[Stored dataset items]

════

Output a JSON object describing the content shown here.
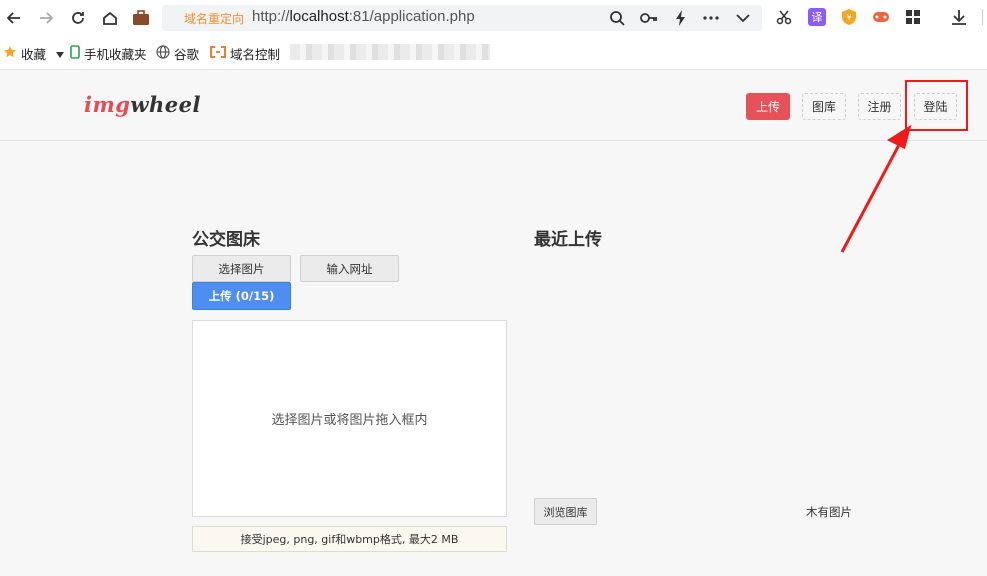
{
  "browser": {
    "redirect_tag": "域名重定向",
    "url_prefix": "http://",
    "url_host": "localhost",
    "url_rest": ":81/application.php"
  },
  "bookmarks": {
    "items": [
      {
        "label": "收藏",
        "icon": "star-icon"
      },
      {
        "label": "手机收藏夹",
        "icon": "phone-icon"
      },
      {
        "label": "谷歌",
        "icon": "globe-icon"
      },
      {
        "label": "域名控制",
        "icon": "bracket-icon"
      }
    ]
  },
  "header": {
    "logo_accent": "img",
    "logo_rest": "wheel",
    "buttons": {
      "upload": "上传",
      "gallery": "图库",
      "register": "注册",
      "login": "登陆"
    }
  },
  "left": {
    "title": "公交图床",
    "tab_select": "选择图片",
    "tab_url": "输入网址",
    "upload_button": "上传 (0/15)",
    "dropzone_text": "选择图片或将图片拖入框内",
    "formats_text": "接受jpeg, png, gif和wbmp格式, 最大2 MB"
  },
  "right": {
    "title": "最近上传",
    "browse_button": "浏览图库",
    "empty_text": "木有图片"
  },
  "colors": {
    "brand_red": "#e7525a",
    "primary_blue": "#4d8ef0",
    "annotation_red": "#ee1b1b"
  }
}
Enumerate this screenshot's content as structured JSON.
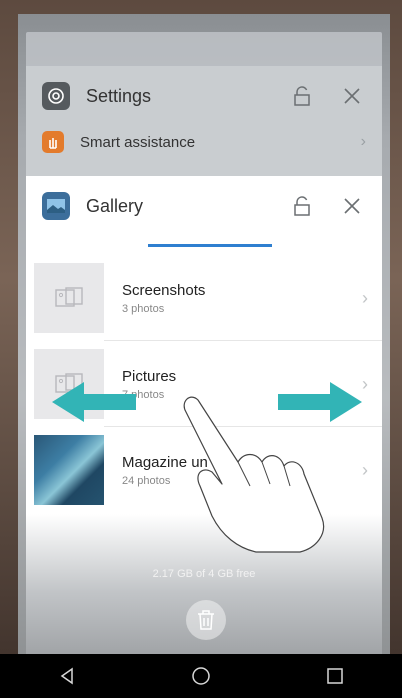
{
  "recents": {
    "settings_card": {
      "title": "Settings",
      "row_label": "Smart assistance"
    },
    "gallery_card": {
      "title": "Gallery",
      "albums": [
        {
          "name": "Screenshots",
          "count": "3 photos"
        },
        {
          "name": "Pictures",
          "count": "7 photos"
        },
        {
          "name": "Magazine un",
          "count": "24 photos"
        }
      ]
    },
    "storage_text": "2.17 GB of 4 GB free"
  },
  "colors": {
    "accent": "#2f7fd0",
    "gesture_arrow": "#32b4b6"
  },
  "icons": [
    "settings-icon",
    "lock-icon",
    "close-icon",
    "smart-assistance-icon",
    "gallery-icon",
    "chevron-right-icon",
    "image-placeholder-icon",
    "trash-icon",
    "back-icon",
    "home-icon",
    "recents-icon",
    "swipe-hand-icon"
  ]
}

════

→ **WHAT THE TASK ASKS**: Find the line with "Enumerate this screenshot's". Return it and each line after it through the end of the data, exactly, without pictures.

→ **SOLUTION TO THE EXERCISE**:
Enumerate this screenshot's content as structured JSON.
{
  "recents": {
    "settings_card": {
      "title": "Settings",
      "row_label": "Smart assistance"
    },
    "gallery_card": {
      "title": "Gallery",
      "albums": [
        {
          "name": "Screenshots",
          "count": "3 photos"
        },
        {
          "name": "Pictures",
          "count": "7 photos"
        },
        {
          "name": "Magazine un",
          "count": "24 photos"
        }
      ]
    },
    "storage_text": "2.17 GB of 4 GB free"
  },
  "colors": {
    "accent": "#2f7fd0",
    "gesture_arrow": "#32b4b6"
  },
  "icons": [
    "settings-icon",
    "lock-icon",
    "close-icon",
    "smart-assistance-icon",
    "gallery-icon",
    "chevron-right-icon",
    "image-placeholder-icon",
    "trash-icon",
    "back-icon",
    "home-icon",
    "recents-icon",
    "swipe-hand-icon"
  ]
}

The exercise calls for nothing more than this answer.